▶ Your goal
Below is a listing with pictures in it. Copy it exactly without them.
+ + + +
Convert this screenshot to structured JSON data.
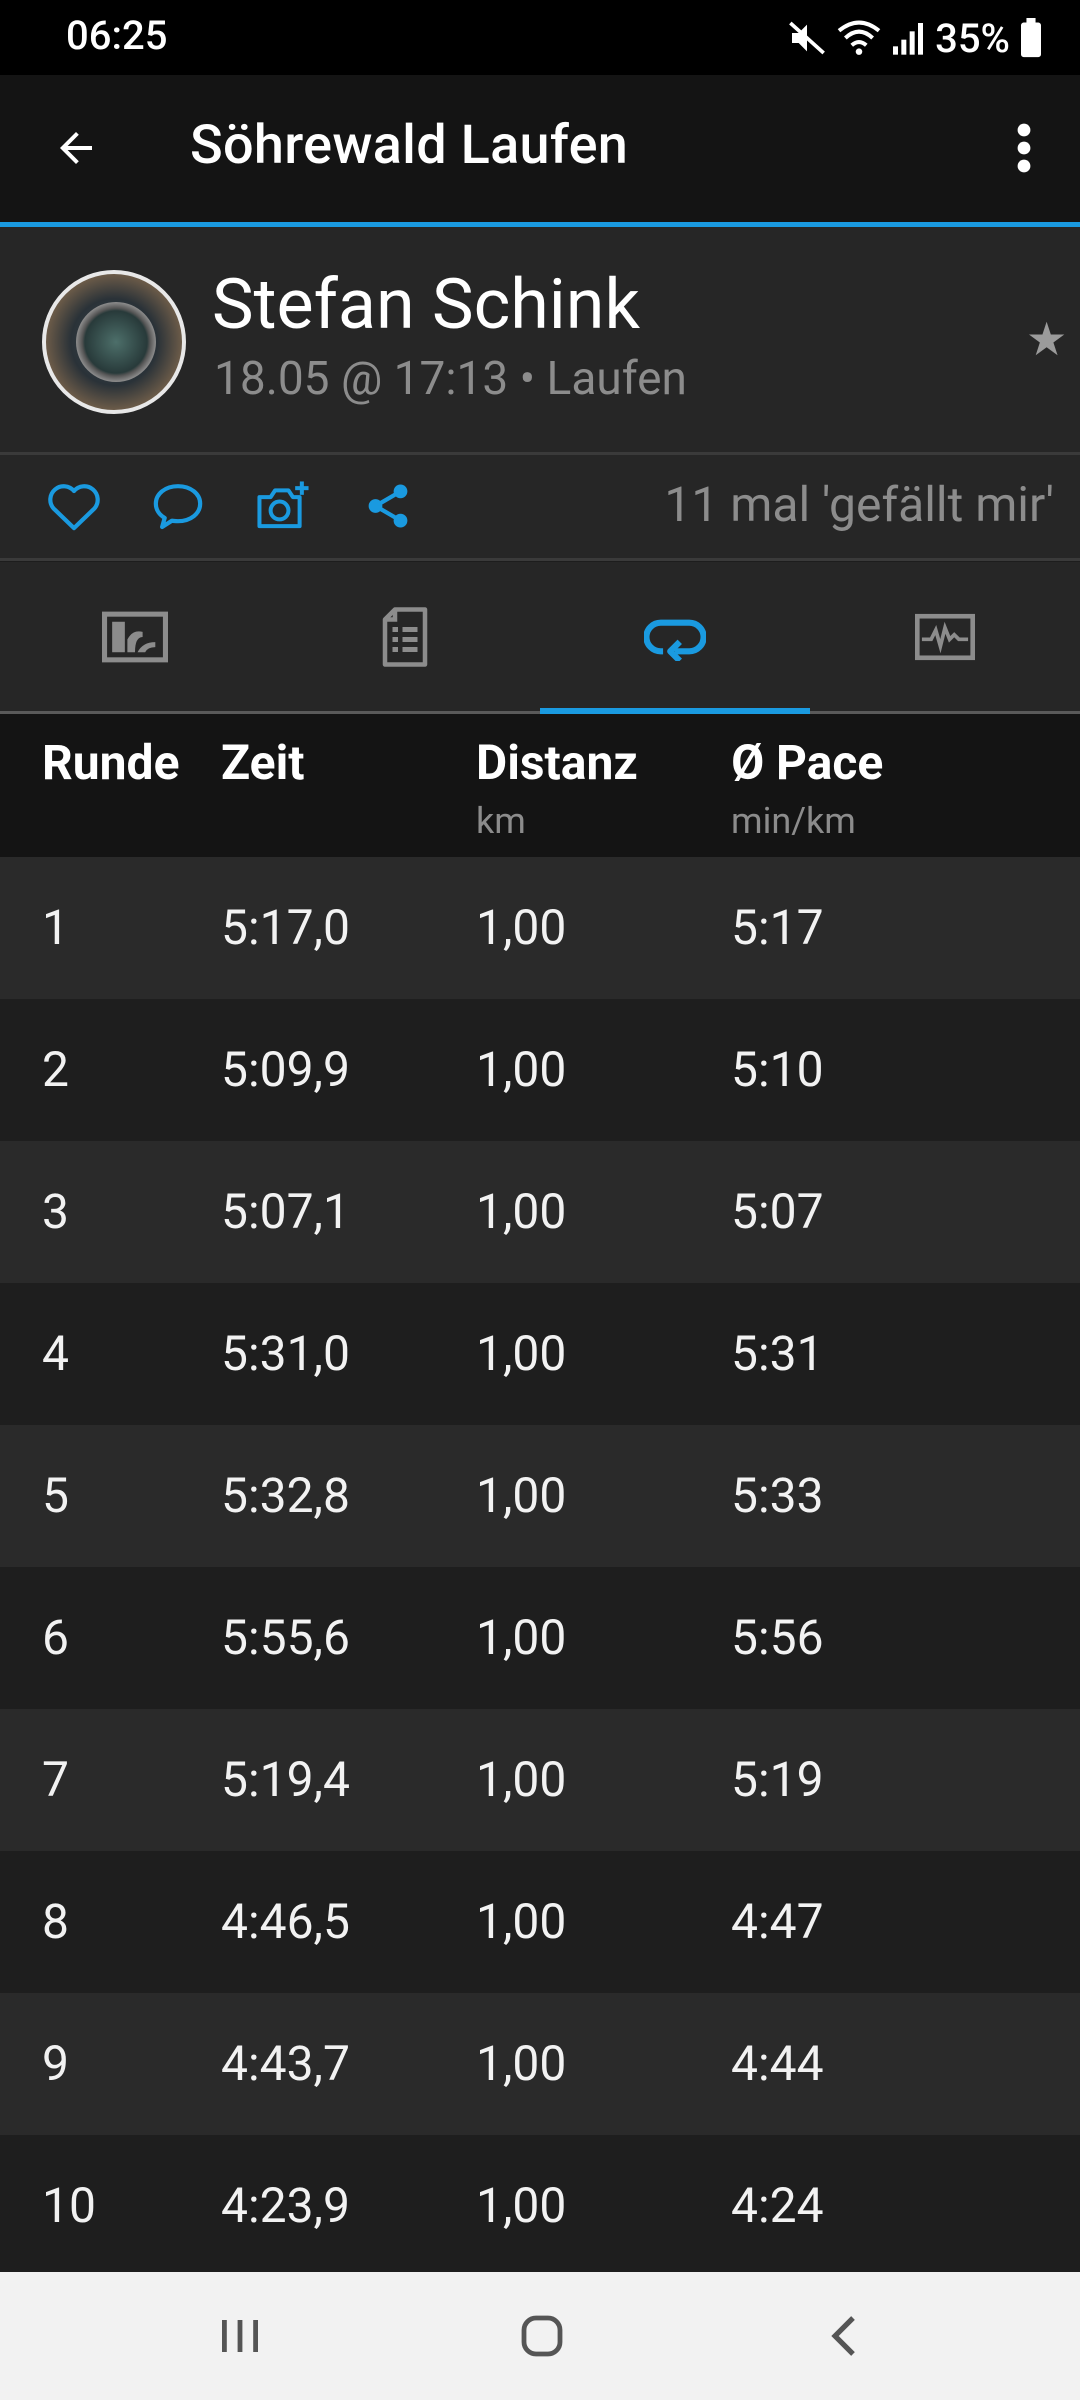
{
  "status_bar": {
    "time": "06:25",
    "battery": "35%"
  },
  "app_bar": {
    "title": "Söhrewald Laufen"
  },
  "activity": {
    "user_name": "Stefan Schink",
    "subtitle": "18.05 @ 17:13 • Laufen",
    "likes_text": "11 mal 'gefällt mir'"
  },
  "colors": {
    "accent": "#1a9ae0",
    "icon_grey": "#8c8c8c"
  },
  "tabs": [
    {
      "icon": "stats-icon",
      "selected": false
    },
    {
      "icon": "document-icon",
      "selected": false
    },
    {
      "icon": "laps-icon",
      "selected": true
    },
    {
      "icon": "chart-icon",
      "selected": false
    }
  ],
  "table": {
    "headers": {
      "lap": "Runde",
      "time": "Zeit",
      "distance": "Distanz",
      "distance_unit": "km",
      "pace": "Ø Pace",
      "pace_unit": "min/km"
    },
    "rows": [
      {
        "lap": "1",
        "time": "5:17,0",
        "distance": "1,00",
        "pace": "5:17"
      },
      {
        "lap": "2",
        "time": "5:09,9",
        "distance": "1,00",
        "pace": "5:10"
      },
      {
        "lap": "3",
        "time": "5:07,1",
        "distance": "1,00",
        "pace": "5:07"
      },
      {
        "lap": "4",
        "time": "5:31,0",
        "distance": "1,00",
        "pace": "5:31"
      },
      {
        "lap": "5",
        "time": "5:32,8",
        "distance": "1,00",
        "pace": "5:33"
      },
      {
        "lap": "6",
        "time": "5:55,6",
        "distance": "1,00",
        "pace": "5:56"
      },
      {
        "lap": "7",
        "time": "5:19,4",
        "distance": "1,00",
        "pace": "5:19"
      },
      {
        "lap": "8",
        "time": "4:46,5",
        "distance": "1,00",
        "pace": "4:47"
      },
      {
        "lap": "9",
        "time": "4:43,7",
        "distance": "1,00",
        "pace": "4:44"
      },
      {
        "lap": "10",
        "time": "4:23,9",
        "distance": "1,00",
        "pace": "4:24"
      }
    ]
  }
}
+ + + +
▶ Exercise result
Convert this screenshot to structured JSON data.
{
  "status_bar": {
    "time": "06:25",
    "battery": "35%"
  },
  "app_bar": {
    "title": "Söhrewald Laufen"
  },
  "activity": {
    "user_name": "Stefan Schink",
    "subtitle": "18.05 @ 17:13 • Laufen",
    "likes_text": "11 mal 'gefällt mir'"
  },
  "colors": {
    "accent": "#1a9ae0",
    "icon_grey": "#8c8c8c"
  },
  "tabs": [
    {
      "icon": "stats-icon",
      "selected": false
    },
    {
      "icon": "document-icon",
      "selected": false
    },
    {
      "icon": "laps-icon",
      "selected": true
    },
    {
      "icon": "chart-icon",
      "selected": false
    }
  ],
  "table": {
    "headers": {
      "lap": "Runde",
      "time": "Zeit",
      "distance": "Distanz",
      "distance_unit": "km",
      "pace": "Ø Pace",
      "pace_unit": "min/km"
    },
    "rows": [
      {
        "lap": "1",
        "time": "5:17,0",
        "distance": "1,00",
        "pace": "5:17"
      },
      {
        "lap": "2",
        "time": "5:09,9",
        "distance": "1,00",
        "pace": "5:10"
      },
      {
        "lap": "3",
        "time": "5:07,1",
        "distance": "1,00",
        "pace": "5:07"
      },
      {
        "lap": "4",
        "time": "5:31,0",
        "distance": "1,00",
        "pace": "5:31"
      },
      {
        "lap": "5",
        "time": "5:32,8",
        "distance": "1,00",
        "pace": "5:33"
      },
      {
        "lap": "6",
        "time": "5:55,6",
        "distance": "1,00",
        "pace": "5:56"
      },
      {
        "lap": "7",
        "time": "5:19,4",
        "distance": "1,00",
        "pace": "5:19"
      },
      {
        "lap": "8",
        "time": "4:46,5",
        "distance": "1,00",
        "pace": "4:47"
      },
      {
        "lap": "9",
        "time": "4:43,7",
        "distance": "1,00",
        "pace": "4:44"
      },
      {
        "lap": "10",
        "time": "4:23,9",
        "distance": "1,00",
        "pace": "4:24"
      }
    ]
  }
}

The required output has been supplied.